    • Context matters: A community-based study of urban minority parents' views on child health.

      Bolar, Cassandra L; Hernandez, Natalie; Akintobi, Tabia Henry; McAllister, Calvin; Ferguson, Aneeqah S; Rollins, Latrice; Wrenn, Glenda; Okafor, Martha; Collins, David; Clem, Thomas; et al. (Georgia Public Health Association, 2016)
      Among children, there are substantial ethno-racial minority disparities across a broad range of health-related behaviors, experiences, and outcomes. Addressing these disparities is important, as childhood and adolescence establish health trajectories that extend throughout life.
    • Discussion of public health education and training, and the needs of the future public health workforce.

      Nelson, Gary; Healthcare Georgia Foundation (Georgia Public Health Association, 2017)

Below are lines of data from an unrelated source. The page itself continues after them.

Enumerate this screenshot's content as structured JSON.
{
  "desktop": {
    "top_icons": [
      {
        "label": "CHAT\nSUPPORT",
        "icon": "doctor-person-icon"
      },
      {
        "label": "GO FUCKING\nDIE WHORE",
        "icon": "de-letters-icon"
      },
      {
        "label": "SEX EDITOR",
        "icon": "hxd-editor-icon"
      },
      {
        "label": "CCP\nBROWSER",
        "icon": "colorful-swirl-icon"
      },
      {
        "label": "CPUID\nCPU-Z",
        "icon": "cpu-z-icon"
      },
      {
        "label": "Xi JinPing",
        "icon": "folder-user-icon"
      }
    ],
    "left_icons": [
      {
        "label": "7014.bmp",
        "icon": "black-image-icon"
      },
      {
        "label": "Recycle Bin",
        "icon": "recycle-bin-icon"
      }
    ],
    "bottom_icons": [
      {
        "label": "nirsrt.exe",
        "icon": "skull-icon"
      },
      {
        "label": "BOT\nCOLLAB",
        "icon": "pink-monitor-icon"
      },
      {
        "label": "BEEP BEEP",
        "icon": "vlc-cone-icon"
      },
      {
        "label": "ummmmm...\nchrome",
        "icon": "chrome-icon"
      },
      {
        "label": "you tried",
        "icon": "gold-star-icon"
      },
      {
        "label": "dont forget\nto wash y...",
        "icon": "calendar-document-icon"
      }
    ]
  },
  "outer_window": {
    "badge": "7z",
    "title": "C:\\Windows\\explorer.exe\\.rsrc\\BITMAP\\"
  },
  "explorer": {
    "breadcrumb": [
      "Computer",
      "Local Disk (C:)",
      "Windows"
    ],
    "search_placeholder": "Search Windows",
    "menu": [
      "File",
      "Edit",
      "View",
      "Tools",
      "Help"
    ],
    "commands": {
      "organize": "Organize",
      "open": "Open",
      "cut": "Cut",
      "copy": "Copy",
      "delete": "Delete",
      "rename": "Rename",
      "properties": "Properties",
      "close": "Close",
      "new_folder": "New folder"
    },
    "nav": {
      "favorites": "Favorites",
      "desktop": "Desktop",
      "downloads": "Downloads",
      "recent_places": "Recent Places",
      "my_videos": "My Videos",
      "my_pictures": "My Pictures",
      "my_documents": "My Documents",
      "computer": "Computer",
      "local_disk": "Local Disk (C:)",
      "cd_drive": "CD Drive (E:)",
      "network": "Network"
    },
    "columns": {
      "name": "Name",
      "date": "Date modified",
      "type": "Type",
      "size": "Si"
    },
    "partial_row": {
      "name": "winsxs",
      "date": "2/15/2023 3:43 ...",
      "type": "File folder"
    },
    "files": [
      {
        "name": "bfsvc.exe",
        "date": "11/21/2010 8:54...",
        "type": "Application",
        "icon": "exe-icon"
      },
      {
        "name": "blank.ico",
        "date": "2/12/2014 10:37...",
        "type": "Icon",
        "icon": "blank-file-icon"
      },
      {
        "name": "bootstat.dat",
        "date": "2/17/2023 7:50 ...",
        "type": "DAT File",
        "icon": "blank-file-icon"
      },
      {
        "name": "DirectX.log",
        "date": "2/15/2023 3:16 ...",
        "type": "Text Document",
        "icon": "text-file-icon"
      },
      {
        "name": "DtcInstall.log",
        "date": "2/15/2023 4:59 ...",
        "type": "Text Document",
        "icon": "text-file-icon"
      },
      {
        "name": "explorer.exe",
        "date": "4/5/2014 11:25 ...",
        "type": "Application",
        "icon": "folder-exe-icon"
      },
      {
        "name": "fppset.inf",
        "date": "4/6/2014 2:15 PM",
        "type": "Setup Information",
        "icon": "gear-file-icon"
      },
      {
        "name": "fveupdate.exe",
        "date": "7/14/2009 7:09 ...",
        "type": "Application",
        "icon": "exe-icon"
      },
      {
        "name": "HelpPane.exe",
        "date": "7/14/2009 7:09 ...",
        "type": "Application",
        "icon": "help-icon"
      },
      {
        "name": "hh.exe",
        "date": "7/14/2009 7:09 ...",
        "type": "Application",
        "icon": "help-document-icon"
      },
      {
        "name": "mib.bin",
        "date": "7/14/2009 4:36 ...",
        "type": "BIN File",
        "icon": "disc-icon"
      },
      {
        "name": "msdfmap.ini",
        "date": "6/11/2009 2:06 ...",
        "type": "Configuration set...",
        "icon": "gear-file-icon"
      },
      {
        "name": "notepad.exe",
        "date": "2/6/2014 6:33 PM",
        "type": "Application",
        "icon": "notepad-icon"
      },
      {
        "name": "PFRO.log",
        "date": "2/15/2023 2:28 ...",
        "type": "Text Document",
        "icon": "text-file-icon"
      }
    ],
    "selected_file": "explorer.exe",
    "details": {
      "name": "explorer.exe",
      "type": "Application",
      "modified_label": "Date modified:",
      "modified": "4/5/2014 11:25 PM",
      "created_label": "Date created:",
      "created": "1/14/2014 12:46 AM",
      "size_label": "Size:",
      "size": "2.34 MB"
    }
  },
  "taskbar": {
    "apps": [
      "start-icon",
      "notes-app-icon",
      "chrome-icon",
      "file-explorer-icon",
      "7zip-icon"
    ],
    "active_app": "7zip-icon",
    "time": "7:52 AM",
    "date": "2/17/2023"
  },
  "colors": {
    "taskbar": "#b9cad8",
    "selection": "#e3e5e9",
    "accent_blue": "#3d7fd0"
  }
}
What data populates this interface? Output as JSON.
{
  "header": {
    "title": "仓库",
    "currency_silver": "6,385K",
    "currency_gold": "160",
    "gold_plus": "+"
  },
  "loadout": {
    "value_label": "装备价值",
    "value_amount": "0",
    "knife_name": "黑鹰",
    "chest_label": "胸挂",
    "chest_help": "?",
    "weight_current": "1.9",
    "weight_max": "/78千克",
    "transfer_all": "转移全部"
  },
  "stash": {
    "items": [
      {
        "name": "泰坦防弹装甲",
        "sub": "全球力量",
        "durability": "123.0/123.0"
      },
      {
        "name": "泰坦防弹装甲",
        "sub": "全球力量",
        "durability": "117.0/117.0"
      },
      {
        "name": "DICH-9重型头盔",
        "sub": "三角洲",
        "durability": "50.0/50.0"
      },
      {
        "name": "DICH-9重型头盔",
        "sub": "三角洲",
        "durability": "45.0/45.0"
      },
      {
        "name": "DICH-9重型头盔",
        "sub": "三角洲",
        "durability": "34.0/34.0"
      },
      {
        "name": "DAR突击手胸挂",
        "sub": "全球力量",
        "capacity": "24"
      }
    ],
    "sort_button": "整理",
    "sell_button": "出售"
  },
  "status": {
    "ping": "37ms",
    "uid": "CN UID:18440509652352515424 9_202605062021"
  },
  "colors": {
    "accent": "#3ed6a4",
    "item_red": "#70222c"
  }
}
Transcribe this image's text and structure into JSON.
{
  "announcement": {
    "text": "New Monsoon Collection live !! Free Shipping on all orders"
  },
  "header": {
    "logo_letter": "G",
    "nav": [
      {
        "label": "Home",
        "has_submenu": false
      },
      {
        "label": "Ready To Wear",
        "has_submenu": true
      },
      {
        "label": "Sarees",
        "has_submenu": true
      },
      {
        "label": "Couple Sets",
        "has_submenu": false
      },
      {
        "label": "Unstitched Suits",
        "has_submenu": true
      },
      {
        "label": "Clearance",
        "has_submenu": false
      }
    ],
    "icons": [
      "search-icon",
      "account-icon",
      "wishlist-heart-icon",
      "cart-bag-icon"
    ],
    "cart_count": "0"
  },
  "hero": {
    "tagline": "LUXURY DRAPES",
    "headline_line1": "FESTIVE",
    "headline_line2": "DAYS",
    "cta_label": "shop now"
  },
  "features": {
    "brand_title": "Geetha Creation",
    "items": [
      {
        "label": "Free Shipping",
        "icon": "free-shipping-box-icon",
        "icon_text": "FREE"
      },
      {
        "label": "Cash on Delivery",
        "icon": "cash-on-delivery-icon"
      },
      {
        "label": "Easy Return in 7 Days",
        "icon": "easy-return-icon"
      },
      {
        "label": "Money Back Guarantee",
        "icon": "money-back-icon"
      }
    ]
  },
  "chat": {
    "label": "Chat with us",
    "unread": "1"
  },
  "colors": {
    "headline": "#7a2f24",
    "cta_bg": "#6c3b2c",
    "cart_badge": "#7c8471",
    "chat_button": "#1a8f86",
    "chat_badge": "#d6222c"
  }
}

      Georgia enjoys a wealth of public health capacity ranging from governmental public health to academic programs as well as local, state, and internationally acclaimed organizations. Leadership is evident across public health policy, practice and research. In the closing plenary of the 2017 Annual Meeting-Faces of Public Health, GPHA engages leaders in our field in a spirited conversation on the public health workforce. The esteemed panel representing state, national, and international public health organizations will reflect on the needs of a 21st Century workforce: prepared to respond beyond emergencies and identified threats; able to adapt to an increasing complex technological, political and economic environment; committed to affecting the economic and social determinants of health inequities; and collaborating to advance the knowledge base aligned with core public health functions and essential services. Are professional standards, qualifications and credentials appropriately calibrated for the needs and opportunities ahead? How has the underlying science base for public health practice, leadership and research changed? As stewards of population health, is the workforce equipped to provide thought leadership on health policy and legislation? What’s working and what’s not working in the recruitment, preparation, and retention of Georgia’s large and diverse public health workforce? The audience will be invited to join the panel in this engaging dialogue.